(photo credit: Archives)
While Anne Frank and her family were hiding from the Nazis in Amsterdam, her
sole connections to nature were birds, the sky and a white horse chestnut tree
outside her secret annex’s window.
RELATED:Yad Vashem collecting personal items from HolocaustAnne Frank Tree falls
The tree, mentioned in the teenager’s
famous diary, collapsed during a storm on August 23, 2010 – but its likeness
will be unveiled for the Israeli public on May 2, for Holocaust Remembrance
A monument to the tree will be dedicated in the Anne Frank Memorial
Park in the Martyrs Forest, on the outskirts of Jerusalem at 2 p.m. The Jewish

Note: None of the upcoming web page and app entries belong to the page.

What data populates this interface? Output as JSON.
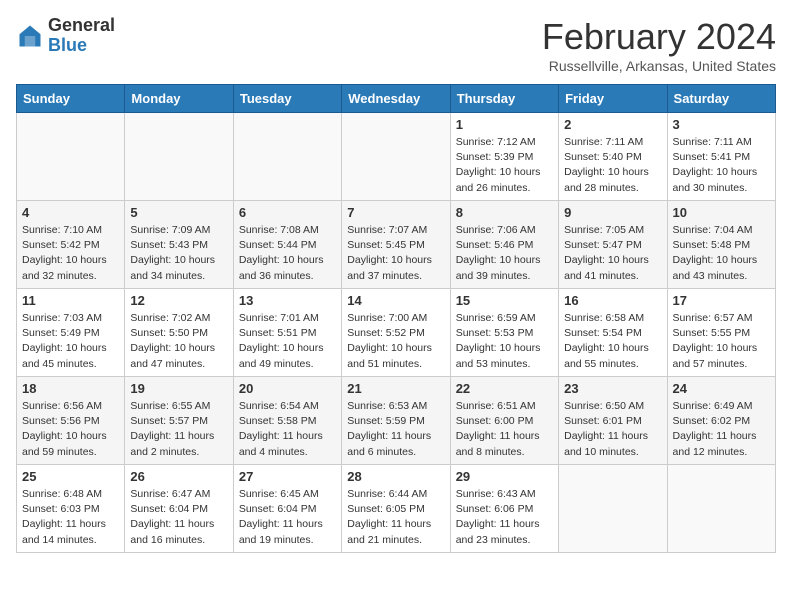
{
  "header": {
    "logo_general": "General",
    "logo_blue": "Blue",
    "title": "February 2024",
    "subtitle": "Russellville, Arkansas, United States"
  },
  "days_of_week": [
    "Sunday",
    "Monday",
    "Tuesday",
    "Wednesday",
    "Thursday",
    "Friday",
    "Saturday"
  ],
  "weeks": [
    [
      {
        "day": "",
        "content": ""
      },
      {
        "day": "",
        "content": ""
      },
      {
        "day": "",
        "content": ""
      },
      {
        "day": "",
        "content": ""
      },
      {
        "day": "1",
        "content": "Sunrise: 7:12 AM\nSunset: 5:39 PM\nDaylight: 10 hours\nand 26 minutes."
      },
      {
        "day": "2",
        "content": "Sunrise: 7:11 AM\nSunset: 5:40 PM\nDaylight: 10 hours\nand 28 minutes."
      },
      {
        "day": "3",
        "content": "Sunrise: 7:11 AM\nSunset: 5:41 PM\nDaylight: 10 hours\nand 30 minutes."
      }
    ],
    [
      {
        "day": "4",
        "content": "Sunrise: 7:10 AM\nSunset: 5:42 PM\nDaylight: 10 hours\nand 32 minutes."
      },
      {
        "day": "5",
        "content": "Sunrise: 7:09 AM\nSunset: 5:43 PM\nDaylight: 10 hours\nand 34 minutes."
      },
      {
        "day": "6",
        "content": "Sunrise: 7:08 AM\nSunset: 5:44 PM\nDaylight: 10 hours\nand 36 minutes."
      },
      {
        "day": "7",
        "content": "Sunrise: 7:07 AM\nSunset: 5:45 PM\nDaylight: 10 hours\nand 37 minutes."
      },
      {
        "day": "8",
        "content": "Sunrise: 7:06 AM\nSunset: 5:46 PM\nDaylight: 10 hours\nand 39 minutes."
      },
      {
        "day": "9",
        "content": "Sunrise: 7:05 AM\nSunset: 5:47 PM\nDaylight: 10 hours\nand 41 minutes."
      },
      {
        "day": "10",
        "content": "Sunrise: 7:04 AM\nSunset: 5:48 PM\nDaylight: 10 hours\nand 43 minutes."
      }
    ],
    [
      {
        "day": "11",
        "content": "Sunrise: 7:03 AM\nSunset: 5:49 PM\nDaylight: 10 hours\nand 45 minutes."
      },
      {
        "day": "12",
        "content": "Sunrise: 7:02 AM\nSunset: 5:50 PM\nDaylight: 10 hours\nand 47 minutes."
      },
      {
        "day": "13",
        "content": "Sunrise: 7:01 AM\nSunset: 5:51 PM\nDaylight: 10 hours\nand 49 minutes."
      },
      {
        "day": "14",
        "content": "Sunrise: 7:00 AM\nSunset: 5:52 PM\nDaylight: 10 hours\nand 51 minutes."
      },
      {
        "day": "15",
        "content": "Sunrise: 6:59 AM\nSunset: 5:53 PM\nDaylight: 10 hours\nand 53 minutes."
      },
      {
        "day": "16",
        "content": "Sunrise: 6:58 AM\nSunset: 5:54 PM\nDaylight: 10 hours\nand 55 minutes."
      },
      {
        "day": "17",
        "content": "Sunrise: 6:57 AM\nSunset: 5:55 PM\nDaylight: 10 hours\nand 57 minutes."
      }
    ],
    [
      {
        "day": "18",
        "content": "Sunrise: 6:56 AM\nSunset: 5:56 PM\nDaylight: 10 hours\nand 59 minutes."
      },
      {
        "day": "19",
        "content": "Sunrise: 6:55 AM\nSunset: 5:57 PM\nDaylight: 11 hours\nand 2 minutes."
      },
      {
        "day": "20",
        "content": "Sunrise: 6:54 AM\nSunset: 5:58 PM\nDaylight: 11 hours\nand 4 minutes."
      },
      {
        "day": "21",
        "content": "Sunrise: 6:53 AM\nSunset: 5:59 PM\nDaylight: 11 hours\nand 6 minutes."
      },
      {
        "day": "22",
        "content": "Sunrise: 6:51 AM\nSunset: 6:00 PM\nDaylight: 11 hours\nand 8 minutes."
      },
      {
        "day": "23",
        "content": "Sunrise: 6:50 AM\nSunset: 6:01 PM\nDaylight: 11 hours\nand 10 minutes."
      },
      {
        "day": "24",
        "content": "Sunrise: 6:49 AM\nSunset: 6:02 PM\nDaylight: 11 hours\nand 12 minutes."
      }
    ],
    [
      {
        "day": "25",
        "content": "Sunrise: 6:48 AM\nSunset: 6:03 PM\nDaylight: 11 hours\nand 14 minutes."
      },
      {
        "day": "26",
        "content": "Sunrise: 6:47 AM\nSunset: 6:04 PM\nDaylight: 11 hours\nand 16 minutes."
      },
      {
        "day": "27",
        "content": "Sunrise: 6:45 AM\nSunset: 6:04 PM\nDaylight: 11 hours\nand 19 minutes."
      },
      {
        "day": "28",
        "content": "Sunrise: 6:44 AM\nSunset: 6:05 PM\nDaylight: 11 hours\nand 21 minutes."
      },
      {
        "day": "29",
        "content": "Sunrise: 6:43 AM\nSunset: 6:06 PM\nDaylight: 11 hours\nand 23 minutes."
      },
      {
        "day": "",
        "content": ""
      },
      {
        "day": "",
        "content": ""
      }
    ]
  ]
}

National Fund is organizing the ceremony.
Guests will include the Dutch
ambassador to Israel, Michiel den Hond; Ronald Leopold, executive director of
the Anne Frank House; JNF-KKL Chairman Efi Stenzler; Christoph Knoch, a member
of the board of the Anne Frank Foundation in Basel, Switzerland and Eli Van Dam,
CEO of JNF-KKL Holland.
The memorial consists of three dunams of
pathways, which include signs with passages from Frank’s diary translated into
Hebrew. The paths lead to an open room, symbolizing the annex where Frank hid.
Visitors can sit on a chair at one end of the room and look at the opposite
wall, where they can view the wilderness via the outline of a large
“Anne Frank suffered like many others, but today, at least we can
have a monument in Israel in her name,” said Stenzler. “Israelis will be able to
come to share her feelings and her thoughts. If Israel existed in the ’40s,
maybe the Shoah would not have happened.”
The project was created by Piet
Cohen, an artist and designer originally from the Netherlands.
selected because, like Frank, he was a Dutch Jew who hid from the Nazis and
their collaborators during the Holocaust.
Cohen was hidden by a Catholic
family in the southern part of the country, and made aliya in
JNF-KKL Holland raised money for the monument, which took almost a
year to complete.
The original tree, which at over 170 years old, was one
of Amsterdam’s oldest chestnut trees, was diagnosed with a disease in 2005. When
municipal authorities wanted to cut it down, community members, tree experts and
the staff of Bomenstichting (the Dutch national tree foundation) mobilized. The
Support Anne Frank Tree Foundation, established in December 2007, fitted the
tree with a metal support structure in April 2008.
Before the tree and
its support mechanism collapsed, the Anne Frank House staff gathered fallen
chestnuts from the yard where it stood. Some of the chestnuts were germinated,
and the saplings given to schools named for Frank, as well as parks and other
organizations. Others were preserved and gifted by JNF-KKl Holland to the
The tree’s remains were donated to Jewish museums in
Tel Aviv, Amsterdam, Berlin and New York. The Anne Frank House obtained
Frank mentioned the tree three times in her diary. In her
entry dated February 23, 1944, she wrote, “The two of us looked out at the blue
sky, the bare chestnut tree glistening with dew, the seagulls and other birds
glinting with silver as they swooped through the air, and we were so moved and
entranced that we couldn’t speak.”
During a speech her father Otto gave
in 1968, he noted, “How could I have known how much it meant to Anne to see a
patch of blue sky, to observe the seagulls as they flew, and how important the
chestnut tree was for her, when I think that she never showed any interest in
Still, she longed for it when she felt like a bird in a cage.
Only the thought of the freedom of nature gave her comfort. But she kept all
those feelings to herself.”
The secret annex, in which Frank also hid
with her sister and four other Jews for two years, was raided on August 4, 1944.
Frank died in the Bergen-Belsen concentration camp in Germany in March 1945, at
“The [Dutch] embassy is very happy that Anne Frank’s legacy is
maintained in this way,” den Hond said. “It is her story of hope and tragedy
that reminds us of the human dimension of the inconceivable enormity of the
crime that we call the Holocaust.”